Everything from the line containing "Output a JSON" through the end of the data below should be copied exactly, with no other lines.

- [DATA FOR ANALYSIS]
--------

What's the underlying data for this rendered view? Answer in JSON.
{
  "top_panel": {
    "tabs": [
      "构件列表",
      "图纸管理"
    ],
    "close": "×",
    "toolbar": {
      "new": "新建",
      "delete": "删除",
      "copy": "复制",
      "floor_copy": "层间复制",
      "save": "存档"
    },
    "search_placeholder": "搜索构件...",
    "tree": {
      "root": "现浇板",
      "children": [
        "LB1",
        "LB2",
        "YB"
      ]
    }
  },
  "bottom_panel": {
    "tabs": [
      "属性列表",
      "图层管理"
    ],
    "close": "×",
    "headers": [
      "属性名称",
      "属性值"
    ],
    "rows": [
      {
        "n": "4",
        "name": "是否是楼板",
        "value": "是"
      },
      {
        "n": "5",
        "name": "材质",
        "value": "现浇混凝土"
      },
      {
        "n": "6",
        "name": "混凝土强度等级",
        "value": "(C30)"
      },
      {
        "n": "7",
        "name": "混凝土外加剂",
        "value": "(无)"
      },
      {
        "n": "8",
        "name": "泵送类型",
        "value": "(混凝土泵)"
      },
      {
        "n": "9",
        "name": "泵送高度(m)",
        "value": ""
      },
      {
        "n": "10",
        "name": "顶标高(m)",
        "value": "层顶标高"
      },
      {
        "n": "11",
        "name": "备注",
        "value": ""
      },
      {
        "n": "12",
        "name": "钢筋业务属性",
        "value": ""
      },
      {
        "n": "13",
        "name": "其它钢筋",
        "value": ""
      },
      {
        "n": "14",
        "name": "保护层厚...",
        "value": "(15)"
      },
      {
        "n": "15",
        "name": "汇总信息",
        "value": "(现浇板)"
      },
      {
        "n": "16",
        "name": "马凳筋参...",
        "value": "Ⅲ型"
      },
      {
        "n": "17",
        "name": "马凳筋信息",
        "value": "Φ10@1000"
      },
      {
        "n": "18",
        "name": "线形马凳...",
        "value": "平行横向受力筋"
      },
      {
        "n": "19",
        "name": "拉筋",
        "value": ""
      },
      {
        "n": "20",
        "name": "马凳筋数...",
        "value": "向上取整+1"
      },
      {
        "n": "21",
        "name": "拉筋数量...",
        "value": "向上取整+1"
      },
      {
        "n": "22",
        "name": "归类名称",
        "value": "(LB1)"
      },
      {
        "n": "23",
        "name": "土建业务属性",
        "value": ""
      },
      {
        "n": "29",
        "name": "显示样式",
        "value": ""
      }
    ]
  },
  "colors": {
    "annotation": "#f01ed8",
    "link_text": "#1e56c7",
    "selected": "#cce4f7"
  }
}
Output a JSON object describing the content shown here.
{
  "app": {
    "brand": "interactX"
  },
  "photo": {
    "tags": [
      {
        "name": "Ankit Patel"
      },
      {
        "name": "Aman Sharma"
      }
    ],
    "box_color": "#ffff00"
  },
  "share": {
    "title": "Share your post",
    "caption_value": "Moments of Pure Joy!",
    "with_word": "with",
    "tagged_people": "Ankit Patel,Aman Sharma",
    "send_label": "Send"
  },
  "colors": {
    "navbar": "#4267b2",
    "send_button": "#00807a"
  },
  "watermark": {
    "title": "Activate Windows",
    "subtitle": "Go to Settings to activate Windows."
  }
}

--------

- [WRITTEN RESPONSE]
Output a JSON object describing the content shown here.
{
  "app": {
    "brand": "interactX"
  },
  "photo": {
    "tags": [
      {
        "name": "Ankit Patel"
      },
      {
        "name": "Aman Sharma"
      }
    ],
    "box_color": "#ffff00"
  },
  "share": {
    "title": "Share your post",
    "caption_value": "Moments of Pure Joy!",
    "with_word": "with",
    "tagged_people": "Ankit Patel,Aman Sharma",
    "send_label": "Send"
  },
  "colors": {
    "navbar": "#4267b2",
    "send_button": "#00807a"
  },
  "watermark": {
    "title": "Activate Windows",
    "subtitle": "Go to Settings to activate Windows."
  }
}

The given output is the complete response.